Hear it: Spotify | Apple Music

Fiddlehead, Death Is Nothing To Us
New Music Friday: This week’s essential new albums

Across three albums Pat Flynn of the melodic hardcore band Fiddlehead has worked his way through the grief cycle with a remarkable degree of honesty and openness about the loss of his father. It would be easy to tag an album called Death Is Nothing To Us as being the moment the band come out of the darkness and embrace the future, but it's more nuanced than that. There is an obviously increased recognition of the wider world, both the good and the bad. "True Hardcore (II)" is an ode to the DIY community the band know and love but on "Welcome To The Situation" the scope increases somewhat as Flynn reckons with the impending climate crisis. After firing through 12 tracks in an economical 25 minutes, it ends with a moment of pitch-black positivity. See you on the other side," Flynn sings in his hoarse croon. "I know I will, but I don’t wanna die." That's optimistic talk from hardcore's finest purveyors of morbidity. – David Renshaw

Hear it: Spotify | Apple Music

Other albums you should hear

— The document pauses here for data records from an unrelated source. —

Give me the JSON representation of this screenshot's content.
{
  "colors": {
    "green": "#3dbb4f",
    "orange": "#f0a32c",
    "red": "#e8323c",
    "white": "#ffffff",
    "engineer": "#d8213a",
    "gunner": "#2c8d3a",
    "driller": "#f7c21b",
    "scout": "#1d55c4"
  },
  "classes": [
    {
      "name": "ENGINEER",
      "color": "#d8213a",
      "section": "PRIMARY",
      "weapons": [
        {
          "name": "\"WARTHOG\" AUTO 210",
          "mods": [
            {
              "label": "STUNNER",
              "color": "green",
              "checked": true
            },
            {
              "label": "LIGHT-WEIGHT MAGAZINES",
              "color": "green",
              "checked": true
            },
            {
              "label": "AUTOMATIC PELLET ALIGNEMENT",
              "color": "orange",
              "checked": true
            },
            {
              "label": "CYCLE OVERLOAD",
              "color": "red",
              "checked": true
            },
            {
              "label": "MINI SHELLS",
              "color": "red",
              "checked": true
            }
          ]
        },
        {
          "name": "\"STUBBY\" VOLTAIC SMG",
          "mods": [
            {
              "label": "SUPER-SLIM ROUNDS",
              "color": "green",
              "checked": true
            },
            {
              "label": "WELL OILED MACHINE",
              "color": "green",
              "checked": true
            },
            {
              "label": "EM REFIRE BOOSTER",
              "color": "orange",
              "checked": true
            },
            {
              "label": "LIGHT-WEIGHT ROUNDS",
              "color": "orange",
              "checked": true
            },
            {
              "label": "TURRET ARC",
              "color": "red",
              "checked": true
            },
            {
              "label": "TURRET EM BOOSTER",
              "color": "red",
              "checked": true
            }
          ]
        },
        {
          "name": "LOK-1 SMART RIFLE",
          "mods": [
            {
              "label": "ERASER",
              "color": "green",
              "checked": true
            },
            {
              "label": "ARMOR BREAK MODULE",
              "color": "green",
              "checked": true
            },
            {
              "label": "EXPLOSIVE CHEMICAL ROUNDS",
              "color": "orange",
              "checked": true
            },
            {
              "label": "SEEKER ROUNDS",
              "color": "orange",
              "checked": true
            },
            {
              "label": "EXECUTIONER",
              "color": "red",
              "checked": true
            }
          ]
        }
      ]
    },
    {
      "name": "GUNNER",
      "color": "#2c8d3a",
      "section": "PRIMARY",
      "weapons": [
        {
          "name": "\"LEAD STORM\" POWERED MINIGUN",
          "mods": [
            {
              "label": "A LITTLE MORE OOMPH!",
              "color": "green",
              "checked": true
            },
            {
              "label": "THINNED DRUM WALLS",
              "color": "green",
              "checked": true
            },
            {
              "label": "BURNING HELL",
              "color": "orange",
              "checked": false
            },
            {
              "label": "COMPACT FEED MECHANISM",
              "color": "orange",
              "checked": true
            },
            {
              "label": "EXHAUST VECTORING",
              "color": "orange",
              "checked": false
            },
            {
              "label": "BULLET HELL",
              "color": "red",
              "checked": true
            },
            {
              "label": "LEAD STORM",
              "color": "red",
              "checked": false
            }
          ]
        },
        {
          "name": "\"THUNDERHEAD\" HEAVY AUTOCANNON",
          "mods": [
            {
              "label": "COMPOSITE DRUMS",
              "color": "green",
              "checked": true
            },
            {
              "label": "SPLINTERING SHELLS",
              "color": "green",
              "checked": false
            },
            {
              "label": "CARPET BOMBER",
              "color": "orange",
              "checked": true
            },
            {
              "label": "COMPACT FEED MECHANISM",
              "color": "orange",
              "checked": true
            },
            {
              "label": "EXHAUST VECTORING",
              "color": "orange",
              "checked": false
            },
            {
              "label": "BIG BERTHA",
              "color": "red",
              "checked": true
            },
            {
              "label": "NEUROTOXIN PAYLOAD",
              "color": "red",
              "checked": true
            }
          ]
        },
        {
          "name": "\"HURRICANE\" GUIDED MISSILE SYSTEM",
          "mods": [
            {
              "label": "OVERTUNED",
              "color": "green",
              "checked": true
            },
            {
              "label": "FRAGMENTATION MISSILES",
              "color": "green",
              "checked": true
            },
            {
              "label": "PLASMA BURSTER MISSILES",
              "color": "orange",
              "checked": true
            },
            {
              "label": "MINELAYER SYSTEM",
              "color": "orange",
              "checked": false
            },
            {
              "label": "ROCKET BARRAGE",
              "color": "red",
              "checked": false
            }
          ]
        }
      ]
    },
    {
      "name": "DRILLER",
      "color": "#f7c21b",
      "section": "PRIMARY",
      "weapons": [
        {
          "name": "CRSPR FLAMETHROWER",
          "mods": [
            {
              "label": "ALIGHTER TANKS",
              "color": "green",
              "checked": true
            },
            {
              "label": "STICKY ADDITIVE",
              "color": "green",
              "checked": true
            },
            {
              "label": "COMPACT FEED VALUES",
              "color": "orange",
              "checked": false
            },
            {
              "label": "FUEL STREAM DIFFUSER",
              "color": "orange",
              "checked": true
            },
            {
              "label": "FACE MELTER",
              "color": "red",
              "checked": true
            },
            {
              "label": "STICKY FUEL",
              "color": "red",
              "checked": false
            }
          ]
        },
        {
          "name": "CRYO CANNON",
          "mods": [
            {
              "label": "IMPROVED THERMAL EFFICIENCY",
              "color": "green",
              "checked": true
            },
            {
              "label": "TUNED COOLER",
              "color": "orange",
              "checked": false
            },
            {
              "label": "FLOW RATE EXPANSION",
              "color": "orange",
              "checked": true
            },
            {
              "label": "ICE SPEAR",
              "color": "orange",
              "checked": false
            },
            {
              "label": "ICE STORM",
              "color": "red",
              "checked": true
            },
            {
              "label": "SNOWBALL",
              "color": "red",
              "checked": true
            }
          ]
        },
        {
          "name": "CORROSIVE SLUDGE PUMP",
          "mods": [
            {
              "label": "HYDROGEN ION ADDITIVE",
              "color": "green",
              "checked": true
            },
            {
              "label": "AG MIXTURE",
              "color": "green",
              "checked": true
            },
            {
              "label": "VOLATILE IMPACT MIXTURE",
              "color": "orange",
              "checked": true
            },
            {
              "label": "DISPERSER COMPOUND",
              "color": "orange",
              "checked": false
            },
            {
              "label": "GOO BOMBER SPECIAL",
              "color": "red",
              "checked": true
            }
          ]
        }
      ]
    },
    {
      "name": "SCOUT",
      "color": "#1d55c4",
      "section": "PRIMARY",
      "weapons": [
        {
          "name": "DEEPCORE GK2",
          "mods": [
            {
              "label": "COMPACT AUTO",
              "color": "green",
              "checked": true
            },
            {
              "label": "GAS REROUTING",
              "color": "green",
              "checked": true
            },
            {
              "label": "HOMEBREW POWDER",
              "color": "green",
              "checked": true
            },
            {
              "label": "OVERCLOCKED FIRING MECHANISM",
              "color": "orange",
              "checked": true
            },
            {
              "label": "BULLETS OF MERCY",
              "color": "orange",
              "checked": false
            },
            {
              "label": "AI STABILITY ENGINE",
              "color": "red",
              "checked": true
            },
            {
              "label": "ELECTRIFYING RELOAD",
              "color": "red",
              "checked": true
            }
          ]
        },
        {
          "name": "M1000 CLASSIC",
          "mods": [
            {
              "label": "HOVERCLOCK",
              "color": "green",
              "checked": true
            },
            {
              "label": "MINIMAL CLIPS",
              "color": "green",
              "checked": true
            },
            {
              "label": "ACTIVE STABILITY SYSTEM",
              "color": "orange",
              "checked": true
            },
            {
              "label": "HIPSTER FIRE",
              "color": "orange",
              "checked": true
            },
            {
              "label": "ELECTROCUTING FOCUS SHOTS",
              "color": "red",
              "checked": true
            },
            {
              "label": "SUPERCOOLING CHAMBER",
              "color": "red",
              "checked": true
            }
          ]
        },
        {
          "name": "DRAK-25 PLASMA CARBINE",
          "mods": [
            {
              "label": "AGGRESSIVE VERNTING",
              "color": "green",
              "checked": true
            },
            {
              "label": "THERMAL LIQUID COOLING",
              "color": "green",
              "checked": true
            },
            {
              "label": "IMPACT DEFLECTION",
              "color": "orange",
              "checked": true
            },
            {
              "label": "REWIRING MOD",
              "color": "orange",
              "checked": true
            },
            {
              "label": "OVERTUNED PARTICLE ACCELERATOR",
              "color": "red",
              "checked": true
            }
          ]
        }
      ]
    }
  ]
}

Jon Batiste, World Music Radio
Quavo, Rocket Power
Cass McCombs & Mr. Greg, Mr. Greg & Cass McCombs Sing and Play New Folk Songs for Children
Key!, Marquis
Genesis Owusu, Struggler
Panda Bear, Sonic Boom & Adrian Sherwood, Reset In Dub
EST Gee, El Toro 2
gum.mp3 & Dazegxd, Girls Love Jungle
Big Yavo, Proof
Blanco, Rebourne
Yatta Bandz, Tuff Luv
Worst Behaviour Records, Worst Behaviour Vol. 4
Unknown T, Before The Smoke EP
Margaret Glaspy, Echo the Diamond
Diners, Domino
DJ Sabrina The Teenage DJ, Destiny
Giggs, Zero Tolerance
Bryan Kessler, An Idea Of What We Could Be If We Were Not Ourselves EP
Marie Kruttli, Vif EP
Tamar Berk, tiny injuries
Teddy Bryant, Dinner For Two
Rhiannon Giddens, You’re The One
Ciara, CiCi
Gregory Alan Isakov, Appaloosa Bones
Osees, Intercepted Message
Lil Zay Osama, 4 THE TRENCHES
26AR, Still Drenchin
Swavy, Different Breed
Stephen Steinbrink, Disappearing Coin
Versing, Tape II
Sonic Youth, Live In Brooklyn 2011
Talking Heads, Stop Making Sense (Deluxe Reissue)

New Music Friday: This week’s essential new albums